Every record below must be returned word for word, with the pictures left out.

[Extracted data entries]
=== Section Start ===

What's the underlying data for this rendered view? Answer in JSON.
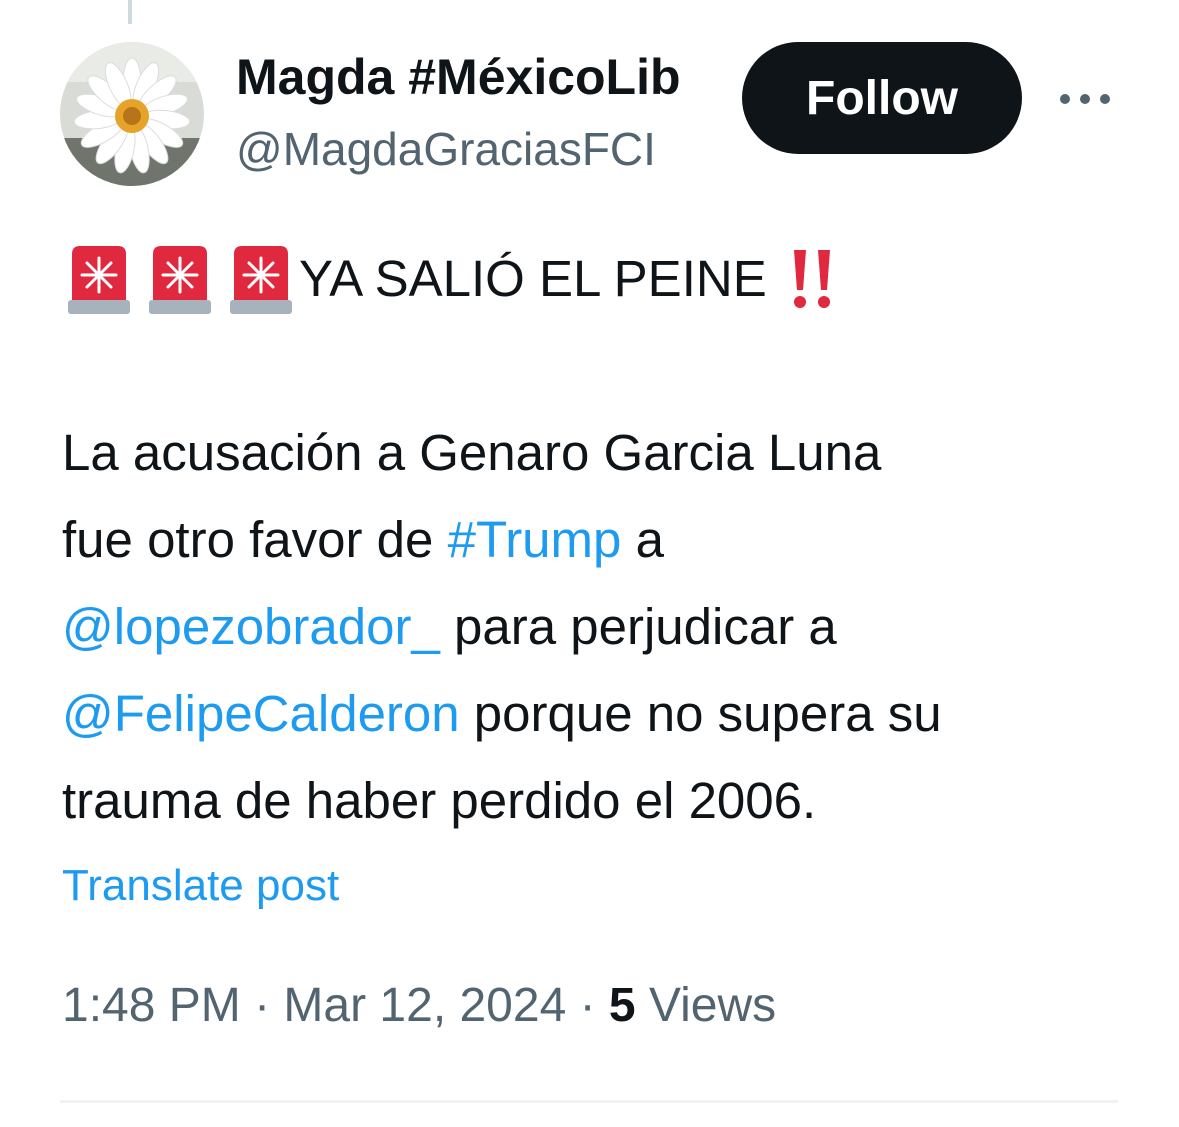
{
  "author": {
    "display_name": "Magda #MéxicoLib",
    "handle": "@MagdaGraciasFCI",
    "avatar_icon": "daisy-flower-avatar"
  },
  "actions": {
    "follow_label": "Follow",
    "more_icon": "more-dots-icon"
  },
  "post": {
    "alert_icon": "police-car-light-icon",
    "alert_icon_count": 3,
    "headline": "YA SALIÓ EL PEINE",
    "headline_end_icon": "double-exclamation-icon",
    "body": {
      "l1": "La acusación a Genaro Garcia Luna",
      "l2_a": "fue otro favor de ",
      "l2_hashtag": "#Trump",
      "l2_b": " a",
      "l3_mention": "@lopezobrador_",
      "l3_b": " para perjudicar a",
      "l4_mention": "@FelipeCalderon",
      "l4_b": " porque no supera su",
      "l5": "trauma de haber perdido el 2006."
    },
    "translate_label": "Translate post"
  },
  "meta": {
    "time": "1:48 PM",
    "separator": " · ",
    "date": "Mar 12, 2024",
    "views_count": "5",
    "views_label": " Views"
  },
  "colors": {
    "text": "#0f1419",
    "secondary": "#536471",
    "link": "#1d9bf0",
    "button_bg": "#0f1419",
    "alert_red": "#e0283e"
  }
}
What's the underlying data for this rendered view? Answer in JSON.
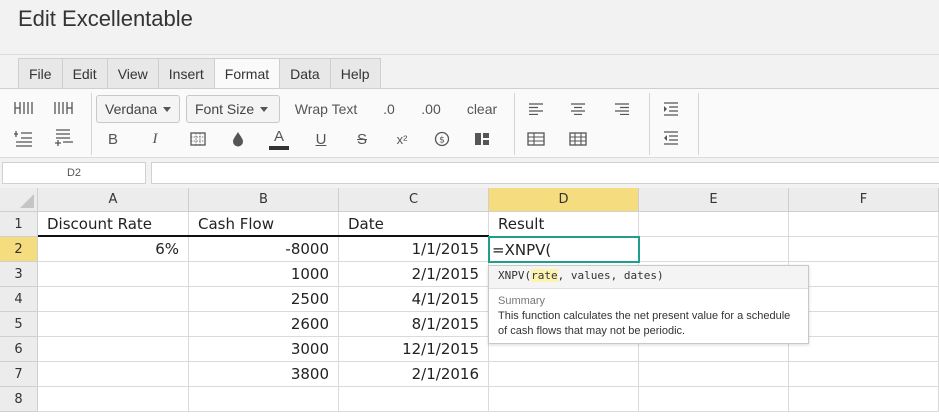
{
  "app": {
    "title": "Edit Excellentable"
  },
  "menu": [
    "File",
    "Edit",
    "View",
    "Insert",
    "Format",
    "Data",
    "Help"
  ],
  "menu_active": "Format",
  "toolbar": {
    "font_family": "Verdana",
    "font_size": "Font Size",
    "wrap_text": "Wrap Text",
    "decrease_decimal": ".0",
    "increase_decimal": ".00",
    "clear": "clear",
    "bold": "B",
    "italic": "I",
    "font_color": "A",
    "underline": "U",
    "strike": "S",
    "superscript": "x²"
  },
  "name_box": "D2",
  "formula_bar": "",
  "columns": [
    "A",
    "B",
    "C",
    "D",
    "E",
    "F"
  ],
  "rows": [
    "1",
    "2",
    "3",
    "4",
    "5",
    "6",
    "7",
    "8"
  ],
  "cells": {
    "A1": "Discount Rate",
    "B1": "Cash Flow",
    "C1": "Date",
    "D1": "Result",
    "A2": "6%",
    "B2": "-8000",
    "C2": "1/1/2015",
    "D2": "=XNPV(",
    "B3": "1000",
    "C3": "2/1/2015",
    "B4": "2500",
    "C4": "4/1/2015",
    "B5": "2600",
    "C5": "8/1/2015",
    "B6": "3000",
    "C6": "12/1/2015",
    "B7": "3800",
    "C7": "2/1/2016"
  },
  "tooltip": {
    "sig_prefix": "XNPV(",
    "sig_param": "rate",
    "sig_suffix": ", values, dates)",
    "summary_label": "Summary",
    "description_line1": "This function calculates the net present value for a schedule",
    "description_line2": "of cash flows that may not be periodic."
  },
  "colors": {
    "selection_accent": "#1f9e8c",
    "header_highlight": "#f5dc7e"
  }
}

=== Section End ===

Exercise output:
What's the underlying data for this rendered view? Answer in JSON.
{
  "author": {
    "display_name": "Magda #MéxicoLib",
    "handle": "@MagdaGraciasFCI",
    "avatar_icon": "daisy-flower-avatar"
  },
  "actions": {
    "follow_label": "Follow",
    "more_icon": "more-dots-icon"
  },
  "post": {
    "alert_icon": "police-car-light-icon",
    "alert_icon_count": 3,
    "headline": "YA SALIÓ EL PEINE",
    "headline_end_icon": "double-exclamation-icon",
    "body": {
      "l1": "La acusación a Genaro Garcia Luna",
      "l2_a": "fue otro favor de ",
      "l2_hashtag": "#Trump",
      "l2_b": " a",
      "l3_mention": "@lopezobrador_",
      "l3_b": " para perjudicar a",
      "l4_mention": "@FelipeCalderon",
      "l4_b": " porque no supera su",
      "l5": "trauma de haber perdido el 2006."
    },
    "translate_label": "Translate post"
  },
  "meta": {
    "time": "1:48 PM",
    "separator": " · ",
    "date": "Mar 12, 2024",
    "views_count": "5",
    "views_label": " Views"
  },
  "colors": {
    "text": "#0f1419",
    "secondary": "#536471",
    "link": "#1d9bf0",
    "button_bg": "#0f1419",
    "alert_red": "#e0283e"
  }
}
What's the underlying data for this rendered view? Answer in JSON.
{
  "app": {
    "title": "Edit Excellentable"
  },
  "menu": [
    "File",
    "Edit",
    "View",
    "Insert",
    "Format",
    "Data",
    "Help"
  ],
  "menu_active": "Format",
  "toolbar": {
    "font_family": "Verdana",
    "font_size": "Font Size",
    "wrap_text": "Wrap Text",
    "decrease_decimal": ".0",
    "increase_decimal": ".00",
    "clear": "clear",
    "bold": "B",
    "italic": "I",
    "font_color": "A",
    "underline": "U",
    "strike": "S",
    "superscript": "x²"
  },
  "name_box": "D2",
  "formula_bar": "",
  "columns": [
    "A",
    "B",
    "C",
    "D",
    "E",
    "F"
  ],
  "rows": [
    "1",
    "2",
    "3",
    "4",
    "5",
    "6",
    "7",
    "8"
  ],
  "cells": {
    "A1": "Discount Rate",
    "B1": "Cash Flow",
    "C1": "Date",
    "D1": "Result",
    "A2": "6%",
    "B2": "-8000",
    "C2": "1/1/2015",
    "D2": "=XNPV(",
    "B3": "1000",
    "C3": "2/1/2015",
    "B4": "2500",
    "C4": "4/1/2015",
    "B5": "2600",
    "C5": "8/1/2015",
    "B6": "3000",
    "C6": "12/1/2015",
    "B7": "3800",
    "C7": "2/1/2016"
  },
  "tooltip": {
    "sig_prefix": "XNPV(",
    "sig_param": "rate",
    "sig_suffix": ", values, dates)",
    "summary_label": "Summary",
    "description_line1": "This function calculates the net present value for a schedule",
    "description_line2": "of cash flows that may not be periodic."
  },
  "colors": {
    "selection_accent": "#1f9e8c",
    "header_highlight": "#f5dc7e"
  }
}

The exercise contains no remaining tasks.